Supplied material –
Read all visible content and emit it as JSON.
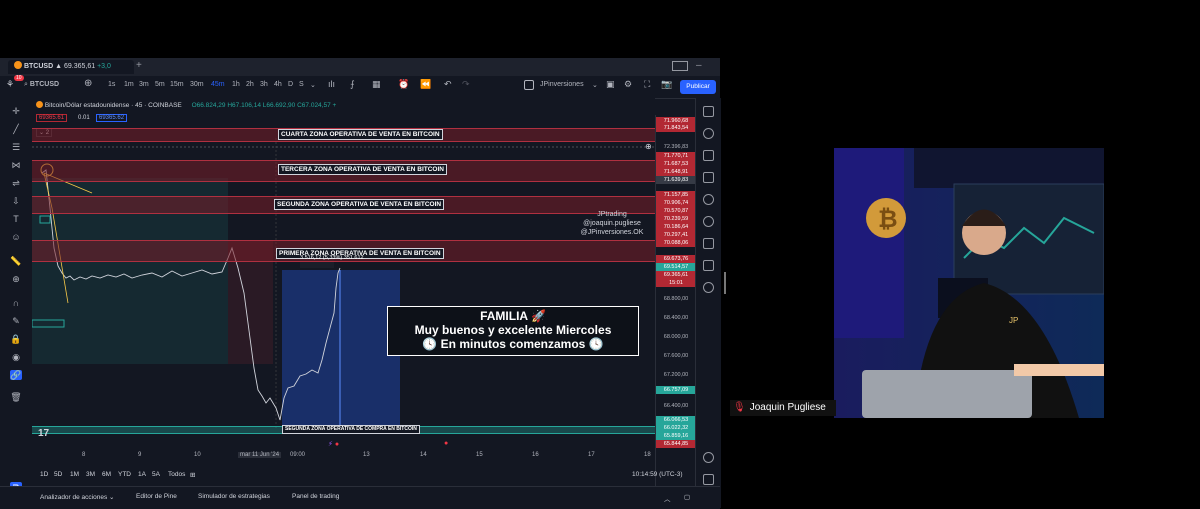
{
  "window": {
    "tab_symbol": "BTCUSD",
    "tab_price": "69.365,61",
    "tab_change": "+3,0",
    "badge_count": "10"
  },
  "toolbar": {
    "symbol": "BTCUSD",
    "intervals": [
      "1s",
      "1m",
      "3m",
      "5m",
      "15m",
      "30m",
      "45m",
      "1h",
      "2h",
      "3h",
      "4h",
      "D",
      "S"
    ],
    "active_interval": "45m",
    "layout_name": "JPinversiones",
    "publish_label": "Publicar"
  },
  "legend": {
    "title": "Bitcoin/Dólar estadounidense · 45 · COINBASE",
    "ohlc": "O66.824,29 H67.106,14 L66.692,90 C67.024,57 +",
    "bid": "69365.61",
    "spread": "0.01",
    "ask": "69365.62",
    "indicator_count": "2"
  },
  "zones": [
    "CUARTA ZONA OPERATIVA DE VENTA EN BITCOIN",
    "TERCERA ZONA OPERATIVA DE VENTA EN BITCOIN",
    "SEGUNDA ZONA OPERATIVA DE VENTA EN BITCOIN",
    "PRIMERA ZONA OPERATIVA DE VENTA EN BITCOIN",
    "SEGUNDA ZONA OPERATIVA DE COMPRA EN BITCOIN"
  ],
  "measure_label": "3.516,12 (5,33%) 351.612",
  "watermark": [
    "JPtrading",
    "@joaquin.pugliese",
    "@JPinversiones.OK"
  ],
  "message": {
    "line1": "FAMILIA 🚀",
    "line2": "Muy buenos y excelente Miercoles",
    "line3": "🕓 En minutos comenzamos 🕓"
  },
  "price_labels": [
    {
      "text": "71.960,68",
      "color": "#b22833"
    },
    {
      "text": "71.843,54",
      "color": "#b22833"
    },
    {
      "text": "72.396,83",
      "color": "#131722"
    },
    {
      "text": "71.770,71",
      "color": "#b22833"
    },
    {
      "text": "71.687,53",
      "color": "#b22833"
    },
    {
      "text": "71.648,91",
      "color": "#b22833"
    },
    {
      "text": "71.639,83",
      "color": "#363a45"
    },
    {
      "text": "71.157,85",
      "color": "#b22833"
    },
    {
      "text": "70.906,74",
      "color": "#b22833"
    },
    {
      "text": "70.570,87",
      "color": "#b22833"
    },
    {
      "text": "70.239,59",
      "color": "#b22833"
    },
    {
      "text": "70.186,64",
      "color": "#b22833"
    },
    {
      "text": "70.297,41",
      "color": "#b22833"
    },
    {
      "text": "70.088,06",
      "color": "#b22833"
    },
    {
      "text": "69.673,76",
      "color": "#b22833"
    },
    {
      "text": "69.514,57",
      "color": "#26a69a"
    },
    {
      "text": "69.365,61",
      "color": "#b22833"
    },
    {
      "text": "15:01",
      "color": "#b22833"
    },
    {
      "text": "68.800,00",
      "color": "#131722"
    },
    {
      "text": "68.400,00",
      "color": "#131722"
    },
    {
      "text": "68.000,00",
      "color": "#131722"
    },
    {
      "text": "67.600,00",
      "color": "#131722"
    },
    {
      "text": "67.200,00",
      "color": "#131722"
    },
    {
      "text": "66.757,09",
      "color": "#26a69a"
    },
    {
      "text": "66.400,00",
      "color": "#131722"
    },
    {
      "text": "66.066,53",
      "color": "#26a69a"
    },
    {
      "text": "66.022,32",
      "color": "#26a69a"
    },
    {
      "text": "65.859,16",
      "color": "#26a69a"
    },
    {
      "text": "65.844,85",
      "color": "#b22833"
    }
  ],
  "dates": [
    "8",
    "9",
    "10",
    "mar 11 Jun '24",
    "09:00",
    "13",
    "14",
    "15",
    "16",
    "17",
    "18"
  ],
  "ranges": [
    "1D",
    "5D",
    "1M",
    "3M",
    "6M",
    "YTD",
    "1A",
    "5A",
    "Todos"
  ],
  "clock": "10:14:59 (UTC-3)",
  "bottom_tabs": [
    "Analizador de acciones",
    "Editor de Pine",
    "Simulador de estrategias",
    "Panel de trading"
  ],
  "participant_name": "Joaquin Pugliese",
  "colors": {
    "accent": "#2962ff",
    "sell_zone": "#b22833",
    "buy_zone": "#26a69a",
    "background": "#131722"
  }
}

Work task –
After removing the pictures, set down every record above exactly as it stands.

Response to the task –
Read all visible content and emit it as JSON.
{
  "window": {
    "tab_symbol": "BTCUSD",
    "tab_price": "69.365,61",
    "tab_change": "+3,0",
    "badge_count": "10"
  },
  "toolbar": {
    "symbol": "BTCUSD",
    "intervals": [
      "1s",
      "1m",
      "3m",
      "5m",
      "15m",
      "30m",
      "45m",
      "1h",
      "2h",
      "3h",
      "4h",
      "D",
      "S"
    ],
    "active_interval": "45m",
    "layout_name": "JPinversiones",
    "publish_label": "Publicar"
  },
  "legend": {
    "title": "Bitcoin/Dólar estadounidense · 45 · COINBASE",
    "ohlc": "O66.824,29 H67.106,14 L66.692,90 C67.024,57 +",
    "bid": "69365.61",
    "spread": "0.01",
    "ask": "69365.62",
    "indicator_count": "2"
  },
  "zones": [
    "CUARTA ZONA OPERATIVA DE VENTA EN BITCOIN",
    "TERCERA ZONA OPERATIVA DE VENTA EN BITCOIN",
    "SEGUNDA ZONA OPERATIVA DE VENTA EN BITCOIN",
    "PRIMERA ZONA OPERATIVA DE VENTA EN BITCOIN",
    "SEGUNDA ZONA OPERATIVA DE COMPRA EN BITCOIN"
  ],
  "measure_label": "3.516,12 (5,33%) 351.612",
  "watermark": [
    "JPtrading",
    "@joaquin.pugliese",
    "@JPinversiones.OK"
  ],
  "message": {
    "line1": "FAMILIA 🚀",
    "line2": "Muy buenos y excelente Miercoles",
    "line3": "🕓 En minutos comenzamos 🕓"
  },
  "price_labels": [
    {
      "text": "71.960,68",
      "color": "#b22833"
    },
    {
      "text": "71.843,54",
      "color": "#b22833"
    },
    {
      "text": "72.396,83",
      "color": "#131722"
    },
    {
      "text": "71.770,71",
      "color": "#b22833"
    },
    {
      "text": "71.687,53",
      "color": "#b22833"
    },
    {
      "text": "71.648,91",
      "color": "#b22833"
    },
    {
      "text": "71.639,83",
      "color": "#363a45"
    },
    {
      "text": "71.157,85",
      "color": "#b22833"
    },
    {
      "text": "70.906,74",
      "color": "#b22833"
    },
    {
      "text": "70.570,87",
      "color": "#b22833"
    },
    {
      "text": "70.239,59",
      "color": "#b22833"
    },
    {
      "text": "70.186,64",
      "color": "#b22833"
    },
    {
      "text": "70.297,41",
      "color": "#b22833"
    },
    {
      "text": "70.088,06",
      "color": "#b22833"
    },
    {
      "text": "69.673,76",
      "color": "#b22833"
    },
    {
      "text": "69.514,57",
      "color": "#26a69a"
    },
    {
      "text": "69.365,61",
      "color": "#b22833"
    },
    {
      "text": "15:01",
      "color": "#b22833"
    },
    {
      "text": "68.800,00",
      "color": "#131722"
    },
    {
      "text": "68.400,00",
      "color": "#131722"
    },
    {
      "text": "68.000,00",
      "color": "#131722"
    },
    {
      "text": "67.600,00",
      "color": "#131722"
    },
    {
      "text": "67.200,00",
      "color": "#131722"
    },
    {
      "text": "66.757,09",
      "color": "#26a69a"
    },
    {
      "text": "66.400,00",
      "color": "#131722"
    },
    {
      "text": "66.066,53",
      "color": "#26a69a"
    },
    {
      "text": "66.022,32",
      "color": "#26a69a"
    },
    {
      "text": "65.859,16",
      "color": "#26a69a"
    },
    {
      "text": "65.844,85",
      "color": "#b22833"
    }
  ],
  "dates": [
    "8",
    "9",
    "10",
    "mar 11 Jun '24",
    "09:00",
    "13",
    "14",
    "15",
    "16",
    "17",
    "18"
  ],
  "ranges": [
    "1D",
    "5D",
    "1M",
    "3M",
    "6M",
    "YTD",
    "1A",
    "5A",
    "Todos"
  ],
  "clock": "10:14:59 (UTC-3)",
  "bottom_tabs": [
    "Analizador de acciones",
    "Editor de Pine",
    "Simulador de estrategias",
    "Panel de trading"
  ],
  "participant_name": "Joaquin Pugliese",
  "colors": {
    "accent": "#2962ff",
    "sell_zone": "#b22833",
    "buy_zone": "#26a69a",
    "background": "#131722"
  }
}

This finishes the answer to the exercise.